The North Wilkesboro commissioners want more owner-occupied and less renter-occupied housing in town, based on the belief that people take better care of the homes they own and live in.
Maybe so, but there is a great need in North Wilkesboro and all of Wilkes County for a bigger supply of both rental and owner-occupied housing that is affordable and in decent condition. Particularly with the right incentives from the Town of North Wilkesboro, there should be good opportunities to invest in housing in the town.
The town board talked about substandard housing issues and what to do about them during a day-long retreat at town hall on March 3.
Their discussion focused on code enforcement and financial or other aid, both promising strategies for addressing problems that worsened as the economy did the same. North Wilkesboro is better equipped now financially to improve the housing situation and the town’s appearance because of the lease of the town-owned hospital to Wake Forest Baptist Health Systems.
Census stats for 2015 in the town’s long range plan indicate a disproportionate percentage of rental housing. They show renters accounting for 62 percent and owners for 38 percent of the town’s 1,555 occupied housing units, but the renter-occupied percentage is somewhat skewed by public housing. The town’s 958 renter-occupied housing units include 192 low income rental apartments in North Wilkesboro Housing Authority complexes, which Town Planner Sam Hinnant said generally stay occupied. He said 482 people live in these apartments, which is about 10 percent of the town’s population.
The stats show that 15 percent of North Wilkesboro’s 1,820 housing units of all types were vacant in 2015. Nationwide, 11.3 percent of housing units were vacant in 2017. High vacancy rates in North Wilkesboro aren’t due to new houses coming on the market, even though new residential construction is on the rise here.
The 265 vacant housing units in North Wilkesboro include about 125 in bad enough condition to be considered derelict.
The board discussed more vigorously enforcing the town’s housing code, with particular focus on owners of substandard rental units to encourage them to either make repairs or sell – and selling could put these units in the hands of people who would live in them. More town staff may be needed if more stringent enforcement is the goal.
Incentives, such as low interest loans, could be offered to help owners make interior and exterior repairs to dilapidated homes. The town could fund and manage a revolving low interest loan program to provide this financing.
Commissioner Angela Day suggested a revolving low interest loan program when she campaigned in the last election. North Wilkesboro Town Manager Larry South said Hillsville, Va., had a similar program when he was manager there. South said loans were up to about $15,000 and were made for a maximum of 10 years.
Commissioner Debbie Ferguson said a revolving home loan program is among initiatives recommended for North Wilkesboro in the Raising Places initiative, funded with a Robert Wood Johnson Foundation grant to the Health Foundation Inc.
It was stated during the retreat that just a few individuals own most of the single-family rental housing in North Wilkesboro, and much of what they own is substandard. The same is true in Wilkesboro. If these owners don’t want to sell, they should have a chance to use the revolving loan fund to help provide better quality rental housing.

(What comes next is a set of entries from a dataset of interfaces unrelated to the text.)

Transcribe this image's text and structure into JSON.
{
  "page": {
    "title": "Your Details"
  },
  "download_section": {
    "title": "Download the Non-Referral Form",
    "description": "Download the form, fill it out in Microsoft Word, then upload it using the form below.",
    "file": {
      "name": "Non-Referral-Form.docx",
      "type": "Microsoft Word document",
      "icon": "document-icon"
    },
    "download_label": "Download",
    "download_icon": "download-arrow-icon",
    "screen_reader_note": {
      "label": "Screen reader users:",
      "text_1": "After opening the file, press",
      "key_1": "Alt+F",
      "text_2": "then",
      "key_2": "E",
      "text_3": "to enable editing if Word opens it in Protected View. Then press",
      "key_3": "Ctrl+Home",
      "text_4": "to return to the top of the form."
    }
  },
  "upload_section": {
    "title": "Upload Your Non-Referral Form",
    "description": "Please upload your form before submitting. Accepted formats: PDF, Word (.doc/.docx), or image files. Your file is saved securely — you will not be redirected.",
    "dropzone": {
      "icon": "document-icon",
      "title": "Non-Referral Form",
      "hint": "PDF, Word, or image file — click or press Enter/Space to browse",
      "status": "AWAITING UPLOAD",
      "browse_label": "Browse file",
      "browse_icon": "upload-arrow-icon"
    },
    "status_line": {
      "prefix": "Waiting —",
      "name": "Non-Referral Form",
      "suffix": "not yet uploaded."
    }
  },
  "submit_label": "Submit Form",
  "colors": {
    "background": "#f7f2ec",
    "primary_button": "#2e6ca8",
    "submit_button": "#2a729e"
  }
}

Ferguson talked about the town buying vacant lots in North Wilkesboro’s interior and offering incentives for building homes on them, including by partnering with builders and lenders. This could be a way to help attract young adults.
Commissioner Joe Johnston rightly observed that the close proximity of houses to downtown North Wilkesboro is a tremendous asset, but many are rental and Johnston spoke for efforts to get them converted to owner-occupied.
Ferguson said the town is plagued with substandard rental housing, but simultaneously there is a desperate need for market rate rental housing in decent condition.
Anyone who has looked for moderately-priced housing in reasonably good condition, for rent or for sale, can tell you the supply is far too small in North Wilkesboro and Wilkes County.